[Task]
Output every entry exactly as it appears.

[Given records]
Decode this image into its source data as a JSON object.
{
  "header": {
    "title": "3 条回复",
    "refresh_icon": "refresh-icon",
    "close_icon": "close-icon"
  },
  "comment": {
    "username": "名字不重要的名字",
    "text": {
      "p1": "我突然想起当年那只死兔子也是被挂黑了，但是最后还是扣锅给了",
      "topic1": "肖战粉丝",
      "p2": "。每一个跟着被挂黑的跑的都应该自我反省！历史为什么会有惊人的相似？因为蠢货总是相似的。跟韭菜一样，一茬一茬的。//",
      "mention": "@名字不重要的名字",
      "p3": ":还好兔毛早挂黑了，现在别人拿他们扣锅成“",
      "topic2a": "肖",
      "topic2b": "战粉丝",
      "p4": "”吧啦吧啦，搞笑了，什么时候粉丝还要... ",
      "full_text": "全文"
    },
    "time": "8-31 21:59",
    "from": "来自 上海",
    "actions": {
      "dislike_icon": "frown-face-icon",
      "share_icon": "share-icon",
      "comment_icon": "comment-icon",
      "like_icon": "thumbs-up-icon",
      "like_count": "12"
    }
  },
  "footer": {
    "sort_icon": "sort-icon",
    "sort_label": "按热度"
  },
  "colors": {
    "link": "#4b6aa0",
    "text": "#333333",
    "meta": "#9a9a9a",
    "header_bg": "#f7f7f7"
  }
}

[Answer to the exercise]
Decode this image into its source data as a JSON object.
{
  "header": {
    "title": "3 条回复",
    "refresh_icon": "refresh-icon",
    "close_icon": "close-icon"
  },
  "comment": {
    "username": "名字不重要的名字",
    "text": {
      "p1": "我突然想起当年那只死兔子也是被挂黑了，但是最后还是扣锅给了",
      "topic1": "肖战粉丝",
      "p2": "。每一个跟着被挂黑的跑的都应该自我反省！历史为什么会有惊人的相似？因为蠢货总是相似的。跟韭菜一样，一茬一茬的。//",
      "mention": "@名字不重要的名字",
      "p3": ":还好兔毛早挂黑了，现在别人拿他们扣锅成“",
      "topic2a": "肖",
      "topic2b": "战粉丝",
      "p4": "”吧啦吧啦，搞笑了，什么时候粉丝还要... ",
      "full_text": "全文"
    },
    "time": "8-31 21:59",
    "from": "来自 上海",
    "actions": {
      "dislike_icon": "frown-face-icon",
      "share_icon": "share-icon",
      "comment_icon": "comment-icon",
      "like_icon": "thumbs-up-icon",
      "like_count": "12"
    }
  },
  "footer": {
    "sort_icon": "sort-icon",
    "sort_label": "按热度"
  },
  "colors": {
    "link": "#4b6aa0",
    "text": "#333333",
    "meta": "#9a9a9a",
    "header_bg": "#f7f7f7"
  }
}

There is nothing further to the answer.